> [Exercise prompt] Whenever a line below mentions the word "text", that line should be copied.
<<<<
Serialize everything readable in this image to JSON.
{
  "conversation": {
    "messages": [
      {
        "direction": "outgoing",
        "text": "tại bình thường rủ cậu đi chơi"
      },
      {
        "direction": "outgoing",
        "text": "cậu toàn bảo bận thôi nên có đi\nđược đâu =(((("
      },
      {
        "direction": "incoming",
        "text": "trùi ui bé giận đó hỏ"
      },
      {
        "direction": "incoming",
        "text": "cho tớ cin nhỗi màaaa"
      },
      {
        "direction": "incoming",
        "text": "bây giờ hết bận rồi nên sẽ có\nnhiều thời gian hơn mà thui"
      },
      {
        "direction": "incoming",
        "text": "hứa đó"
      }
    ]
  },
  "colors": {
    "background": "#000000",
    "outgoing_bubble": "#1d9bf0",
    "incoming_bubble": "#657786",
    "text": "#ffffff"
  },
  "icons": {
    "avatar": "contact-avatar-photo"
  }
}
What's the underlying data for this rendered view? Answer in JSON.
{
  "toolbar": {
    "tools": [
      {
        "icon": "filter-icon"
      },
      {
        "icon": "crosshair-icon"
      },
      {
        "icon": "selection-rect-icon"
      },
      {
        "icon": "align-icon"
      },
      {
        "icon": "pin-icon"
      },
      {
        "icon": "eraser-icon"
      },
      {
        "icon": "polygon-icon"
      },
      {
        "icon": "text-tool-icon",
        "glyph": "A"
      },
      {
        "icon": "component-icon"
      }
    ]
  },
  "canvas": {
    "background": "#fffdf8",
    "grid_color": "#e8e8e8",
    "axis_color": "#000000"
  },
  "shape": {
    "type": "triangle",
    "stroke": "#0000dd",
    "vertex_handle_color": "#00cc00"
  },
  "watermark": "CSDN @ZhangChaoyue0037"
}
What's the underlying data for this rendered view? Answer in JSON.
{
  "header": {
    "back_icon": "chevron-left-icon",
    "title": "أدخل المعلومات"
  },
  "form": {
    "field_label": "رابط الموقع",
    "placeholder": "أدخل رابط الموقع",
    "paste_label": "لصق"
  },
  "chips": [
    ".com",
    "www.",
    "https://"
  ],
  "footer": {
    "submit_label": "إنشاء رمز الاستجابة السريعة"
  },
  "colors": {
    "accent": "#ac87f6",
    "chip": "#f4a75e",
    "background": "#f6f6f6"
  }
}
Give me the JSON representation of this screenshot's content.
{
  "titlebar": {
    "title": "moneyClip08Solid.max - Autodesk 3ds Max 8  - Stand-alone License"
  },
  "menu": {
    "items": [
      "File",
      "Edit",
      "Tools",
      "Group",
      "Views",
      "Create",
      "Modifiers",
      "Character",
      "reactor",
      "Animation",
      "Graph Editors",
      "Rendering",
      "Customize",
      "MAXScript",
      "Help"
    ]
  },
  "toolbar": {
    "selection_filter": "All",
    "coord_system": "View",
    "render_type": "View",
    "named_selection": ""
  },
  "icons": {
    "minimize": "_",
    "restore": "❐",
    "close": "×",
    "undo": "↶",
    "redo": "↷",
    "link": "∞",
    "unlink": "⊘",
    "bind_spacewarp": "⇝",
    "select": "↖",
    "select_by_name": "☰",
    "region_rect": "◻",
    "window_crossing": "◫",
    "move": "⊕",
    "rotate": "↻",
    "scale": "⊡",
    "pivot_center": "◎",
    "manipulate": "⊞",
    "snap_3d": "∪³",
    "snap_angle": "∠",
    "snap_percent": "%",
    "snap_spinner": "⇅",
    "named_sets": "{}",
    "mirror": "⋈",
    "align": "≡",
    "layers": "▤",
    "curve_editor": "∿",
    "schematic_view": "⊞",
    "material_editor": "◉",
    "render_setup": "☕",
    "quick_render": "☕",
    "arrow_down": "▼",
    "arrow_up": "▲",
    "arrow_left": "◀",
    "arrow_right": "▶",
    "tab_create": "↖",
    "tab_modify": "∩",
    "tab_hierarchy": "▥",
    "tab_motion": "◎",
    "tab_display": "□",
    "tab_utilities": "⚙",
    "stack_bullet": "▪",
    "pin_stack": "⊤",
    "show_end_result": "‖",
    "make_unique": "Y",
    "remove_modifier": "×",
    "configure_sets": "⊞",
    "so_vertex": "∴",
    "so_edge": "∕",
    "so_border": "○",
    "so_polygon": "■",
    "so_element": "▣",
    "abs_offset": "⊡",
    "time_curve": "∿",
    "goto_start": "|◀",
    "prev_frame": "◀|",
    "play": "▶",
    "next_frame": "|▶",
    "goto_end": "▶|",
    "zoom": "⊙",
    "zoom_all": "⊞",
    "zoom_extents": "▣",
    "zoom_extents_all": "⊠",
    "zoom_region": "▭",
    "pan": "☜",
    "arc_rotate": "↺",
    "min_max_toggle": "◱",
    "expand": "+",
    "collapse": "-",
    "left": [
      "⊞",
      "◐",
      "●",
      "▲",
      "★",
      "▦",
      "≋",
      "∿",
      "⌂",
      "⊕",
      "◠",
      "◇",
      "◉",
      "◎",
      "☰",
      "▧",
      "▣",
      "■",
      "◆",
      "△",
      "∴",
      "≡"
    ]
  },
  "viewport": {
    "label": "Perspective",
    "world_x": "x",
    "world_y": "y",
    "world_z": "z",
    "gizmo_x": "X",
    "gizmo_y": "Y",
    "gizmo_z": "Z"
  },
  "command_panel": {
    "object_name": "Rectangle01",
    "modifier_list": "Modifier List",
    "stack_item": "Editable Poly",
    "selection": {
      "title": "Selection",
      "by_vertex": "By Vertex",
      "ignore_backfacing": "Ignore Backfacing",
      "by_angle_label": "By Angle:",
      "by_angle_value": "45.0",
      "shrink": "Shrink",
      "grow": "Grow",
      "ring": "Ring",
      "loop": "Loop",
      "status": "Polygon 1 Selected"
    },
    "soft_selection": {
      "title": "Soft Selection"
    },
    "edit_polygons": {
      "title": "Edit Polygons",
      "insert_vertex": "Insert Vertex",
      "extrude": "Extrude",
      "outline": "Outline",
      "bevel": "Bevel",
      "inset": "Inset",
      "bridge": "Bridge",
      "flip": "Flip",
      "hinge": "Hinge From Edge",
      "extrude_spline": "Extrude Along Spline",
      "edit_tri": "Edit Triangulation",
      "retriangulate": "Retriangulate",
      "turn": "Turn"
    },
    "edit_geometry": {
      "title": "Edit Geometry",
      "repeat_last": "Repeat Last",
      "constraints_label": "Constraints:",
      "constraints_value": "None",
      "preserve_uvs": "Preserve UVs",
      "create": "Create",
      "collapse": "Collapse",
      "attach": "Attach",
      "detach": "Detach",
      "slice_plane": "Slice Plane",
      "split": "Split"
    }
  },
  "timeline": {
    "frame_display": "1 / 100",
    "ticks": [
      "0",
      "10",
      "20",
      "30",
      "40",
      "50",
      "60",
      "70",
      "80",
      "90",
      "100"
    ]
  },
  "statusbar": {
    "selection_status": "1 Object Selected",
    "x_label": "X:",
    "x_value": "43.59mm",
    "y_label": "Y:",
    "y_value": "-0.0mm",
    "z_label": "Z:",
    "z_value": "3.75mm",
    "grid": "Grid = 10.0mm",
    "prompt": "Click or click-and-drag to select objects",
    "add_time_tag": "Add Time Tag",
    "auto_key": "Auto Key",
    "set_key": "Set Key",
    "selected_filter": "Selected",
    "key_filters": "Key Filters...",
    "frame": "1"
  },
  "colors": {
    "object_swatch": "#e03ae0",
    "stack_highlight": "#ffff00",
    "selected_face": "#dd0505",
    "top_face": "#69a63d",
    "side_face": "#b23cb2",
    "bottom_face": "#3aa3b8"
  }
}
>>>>
> [Task solution]
        "text": "tại bình thường rủ cậu đi chơi"
        "text": "cậu toàn bảo bận thôi nên có đi\nđược đâu =(((("
        "text": "trùi ui bé giận đó hỏ"
        "text": "cho tớ cin nhỗi màaaa"
        "text": "bây giờ hết bận rồi nên sẽ có\nnhiều thời gian hơn mà thui"
        "text": "hứa đó"
    "text": "#ffffff"
        "icon": "text-tool-icon",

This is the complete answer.